Items from a data source:
Content starts
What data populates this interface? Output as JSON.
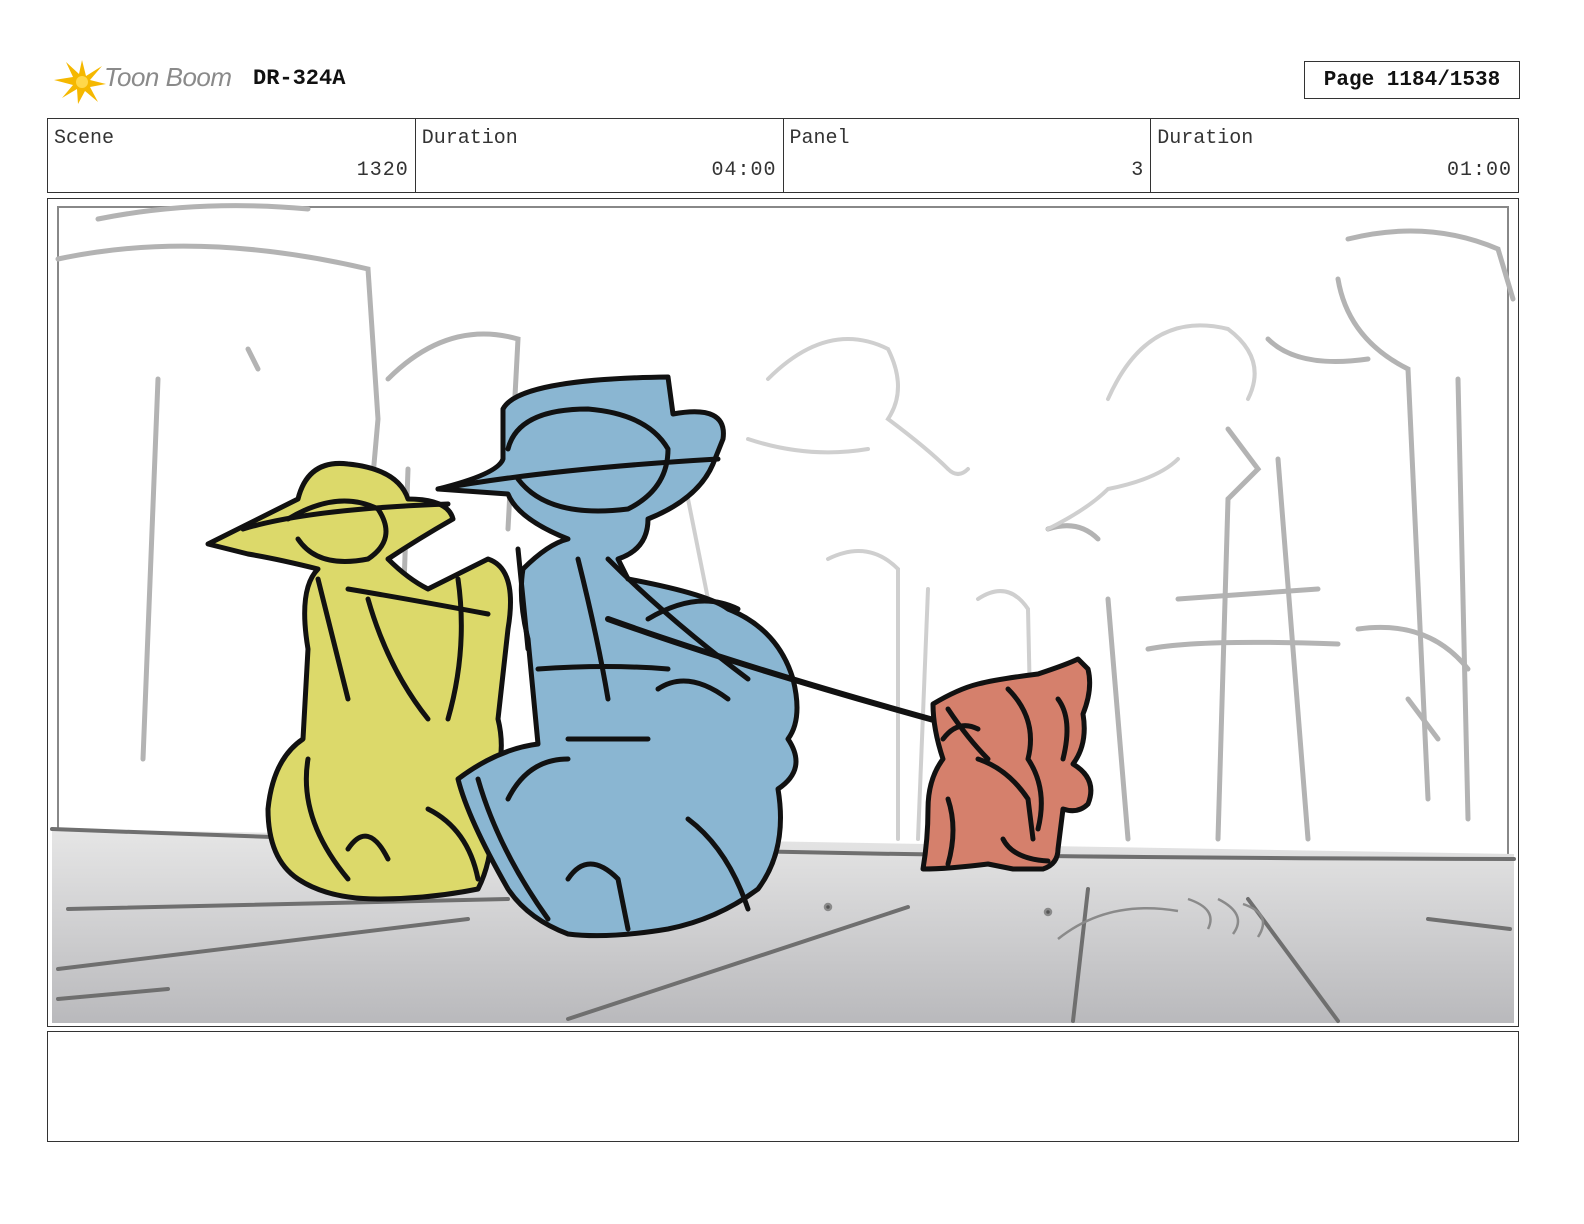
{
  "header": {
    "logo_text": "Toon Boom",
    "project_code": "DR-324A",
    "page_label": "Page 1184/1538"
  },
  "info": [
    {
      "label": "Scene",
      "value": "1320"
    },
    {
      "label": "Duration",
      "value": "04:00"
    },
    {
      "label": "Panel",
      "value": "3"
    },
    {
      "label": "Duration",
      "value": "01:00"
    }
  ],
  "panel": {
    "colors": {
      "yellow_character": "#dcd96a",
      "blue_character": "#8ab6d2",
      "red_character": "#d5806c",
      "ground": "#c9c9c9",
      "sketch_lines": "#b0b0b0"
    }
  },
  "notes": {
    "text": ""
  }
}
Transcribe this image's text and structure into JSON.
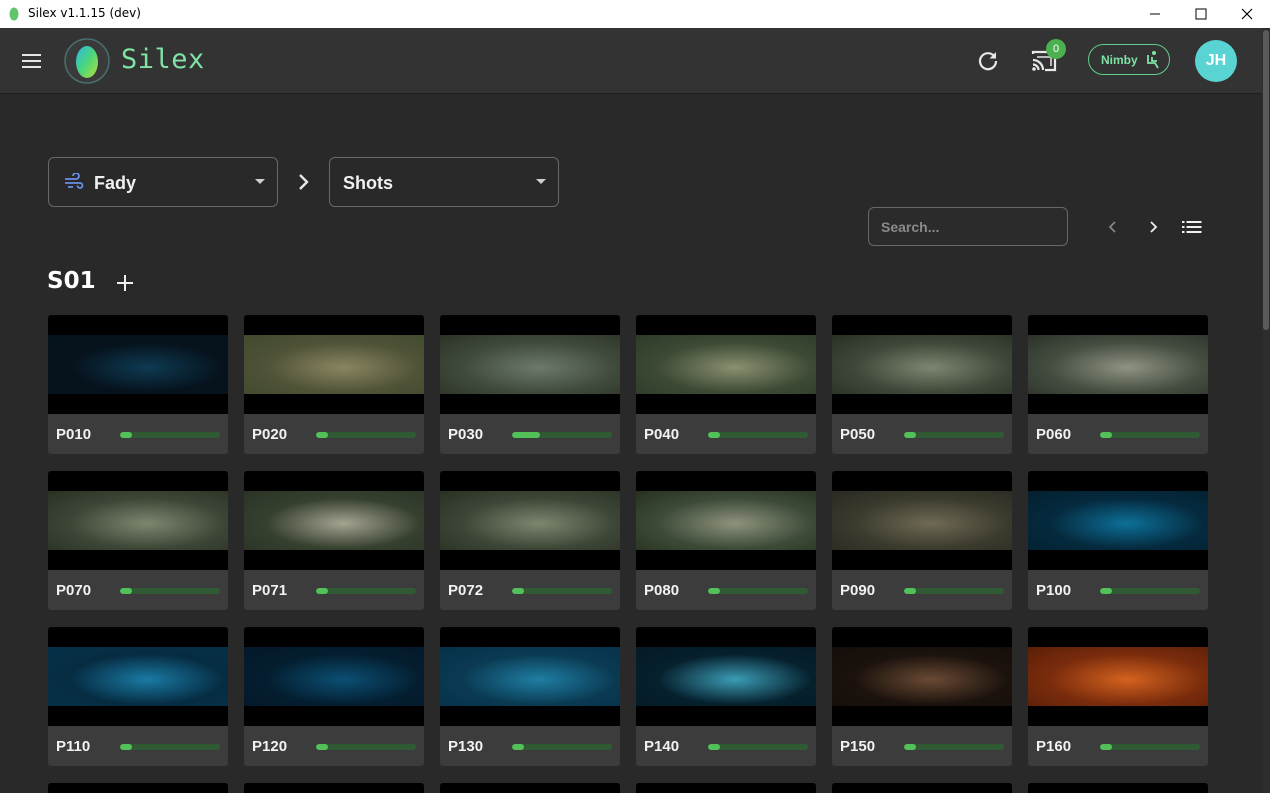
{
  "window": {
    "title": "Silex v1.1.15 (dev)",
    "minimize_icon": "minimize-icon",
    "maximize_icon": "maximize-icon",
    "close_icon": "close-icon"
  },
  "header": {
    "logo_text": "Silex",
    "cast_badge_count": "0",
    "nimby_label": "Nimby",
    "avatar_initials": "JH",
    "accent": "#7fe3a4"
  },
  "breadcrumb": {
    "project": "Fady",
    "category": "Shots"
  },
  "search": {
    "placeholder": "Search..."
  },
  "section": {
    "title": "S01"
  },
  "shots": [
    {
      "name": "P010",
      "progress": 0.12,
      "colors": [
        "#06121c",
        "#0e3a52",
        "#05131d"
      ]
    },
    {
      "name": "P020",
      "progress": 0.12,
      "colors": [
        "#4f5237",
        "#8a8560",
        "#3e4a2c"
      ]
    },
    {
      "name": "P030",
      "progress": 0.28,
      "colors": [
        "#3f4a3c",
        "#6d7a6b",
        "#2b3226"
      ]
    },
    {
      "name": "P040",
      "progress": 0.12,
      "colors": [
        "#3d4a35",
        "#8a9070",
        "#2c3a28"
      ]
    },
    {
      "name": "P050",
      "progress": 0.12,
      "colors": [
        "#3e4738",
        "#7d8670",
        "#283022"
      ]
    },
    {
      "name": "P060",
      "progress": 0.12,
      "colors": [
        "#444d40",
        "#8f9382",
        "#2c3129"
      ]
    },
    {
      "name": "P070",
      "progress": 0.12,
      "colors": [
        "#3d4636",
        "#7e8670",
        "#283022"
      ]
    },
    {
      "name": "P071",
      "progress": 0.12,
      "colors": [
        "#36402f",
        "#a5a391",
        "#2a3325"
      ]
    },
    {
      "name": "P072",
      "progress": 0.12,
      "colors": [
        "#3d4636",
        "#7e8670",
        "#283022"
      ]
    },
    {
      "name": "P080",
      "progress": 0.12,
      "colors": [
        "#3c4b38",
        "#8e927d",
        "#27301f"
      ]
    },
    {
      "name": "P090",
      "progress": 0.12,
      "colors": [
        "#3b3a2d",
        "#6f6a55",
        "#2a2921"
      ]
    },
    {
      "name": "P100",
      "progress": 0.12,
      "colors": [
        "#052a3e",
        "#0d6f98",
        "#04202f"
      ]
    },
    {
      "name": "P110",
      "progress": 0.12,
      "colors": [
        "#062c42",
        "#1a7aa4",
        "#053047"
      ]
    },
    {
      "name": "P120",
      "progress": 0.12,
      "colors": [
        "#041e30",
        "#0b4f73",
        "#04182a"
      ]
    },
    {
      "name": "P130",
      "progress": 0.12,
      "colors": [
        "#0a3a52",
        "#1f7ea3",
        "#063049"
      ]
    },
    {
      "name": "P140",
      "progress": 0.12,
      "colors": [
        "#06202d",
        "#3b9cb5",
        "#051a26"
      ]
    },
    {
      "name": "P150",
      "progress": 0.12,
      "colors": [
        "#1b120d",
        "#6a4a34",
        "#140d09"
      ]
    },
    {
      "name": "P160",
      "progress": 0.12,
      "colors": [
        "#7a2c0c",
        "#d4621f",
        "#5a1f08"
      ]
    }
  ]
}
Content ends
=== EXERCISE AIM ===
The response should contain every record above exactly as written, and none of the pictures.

=== RESULT OF THIS EXERCISE ===
What data populates this interface? Output as JSON.
{
  "header": {
    "logo_text": "Toon Boom",
    "project_code": "DR-324A",
    "page_label": "Page 1184/1538"
  },
  "info": [
    {
      "label": "Scene",
      "value": "1320"
    },
    {
      "label": "Duration",
      "value": "04:00"
    },
    {
      "label": "Panel",
      "value": "3"
    },
    {
      "label": "Duration",
      "value": "01:00"
    }
  ],
  "panel": {
    "colors": {
      "yellow_character": "#dcd96a",
      "blue_character": "#8ab6d2",
      "red_character": "#d5806c",
      "ground": "#c9c9c9",
      "sketch_lines": "#b0b0b0"
    }
  },
  "notes": {
    "text": ""
  }
}
Transcribe this image's text and structure into JSON.
{
  "window": {
    "title": "Silex v1.1.15 (dev)",
    "minimize_icon": "minimize-icon",
    "maximize_icon": "maximize-icon",
    "close_icon": "close-icon"
  },
  "header": {
    "logo_text": "Silex",
    "cast_badge_count": "0",
    "nimby_label": "Nimby",
    "avatar_initials": "JH",
    "accent": "#7fe3a4"
  },
  "breadcrumb": {
    "project": "Fady",
    "category": "Shots"
  },
  "search": {
    "placeholder": "Search..."
  },
  "section": {
    "title": "S01"
  },
  "shots": [
    {
      "name": "P010",
      "progress": 0.12,
      "colors": [
        "#06121c",
        "#0e3a52",
        "#05131d"
      ]
    },
    {
      "name": "P020",
      "progress": 0.12,
      "colors": [
        "#4f5237",
        "#8a8560",
        "#3e4a2c"
      ]
    },
    {
      "name": "P030",
      "progress": 0.28,
      "colors": [
        "#3f4a3c",
        "#6d7a6b",
        "#2b3226"
      ]
    },
    {
      "name": "P040",
      "progress": 0.12,
      "colors": [
        "#3d4a35",
        "#8a9070",
        "#2c3a28"
      ]
    },
    {
      "name": "P050",
      "progress": 0.12,
      "colors": [
        "#3e4738",
        "#7d8670",
        "#283022"
      ]
    },
    {
      "name": "P060",
      "progress": 0.12,
      "colors": [
        "#444d40",
        "#8f9382",
        "#2c3129"
      ]
    },
    {
      "name": "P070",
      "progress": 0.12,
      "colors": [
        "#3d4636",
        "#7e8670",
        "#283022"
      ]
    },
    {
      "name": "P071",
      "progress": 0.12,
      "colors": [
        "#36402f",
        "#a5a391",
        "#2a3325"
      ]
    },
    {
      "name": "P072",
      "progress": 0.12,
      "colors": [
        "#3d4636",
        "#7e8670",
        "#283022"
      ]
    },
    {
      "name": "P080",
      "progress": 0.12,
      "colors": [
        "#3c4b38",
        "#8e927d",
        "#27301f"
      ]
    },
    {
      "name": "P090",
      "progress": 0.12,
      "colors": [
        "#3b3a2d",
        "#6f6a55",
        "#2a2921"
      ]
    },
    {
      "name": "P100",
      "progress": 0.12,
      "colors": [
        "#052a3e",
        "#0d6f98",
        "#04202f"
      ]
    },
    {
      "name": "P110",
      "progress": 0.12,
      "colors": [
        "#062c42",
        "#1a7aa4",
        "#053047"
      ]
    },
    {
      "name": "P120",
      "progress": 0.12,
      "colors": [
        "#041e30",
        "#0b4f73",
        "#04182a"
      ]
    },
    {
      "name": "P130",
      "progress": 0.12,
      "colors": [
        "#0a3a52",
        "#1f7ea3",
        "#063049"
      ]
    },
    {
      "name": "P140",
      "progress": 0.12,
      "colors": [
        "#06202d",
        "#3b9cb5",
        "#051a26"
      ]
    },
    {
      "name": "P150",
      "progress": 0.12,
      "colors": [
        "#1b120d",
        "#6a4a34",
        "#140d09"
      ]
    },
    {
      "name": "P160",
      "progress": 0.12,
      "colors": [
        "#7a2c0c",
        "#d4621f",
        "#5a1f08"
      ]
    }
  ]
}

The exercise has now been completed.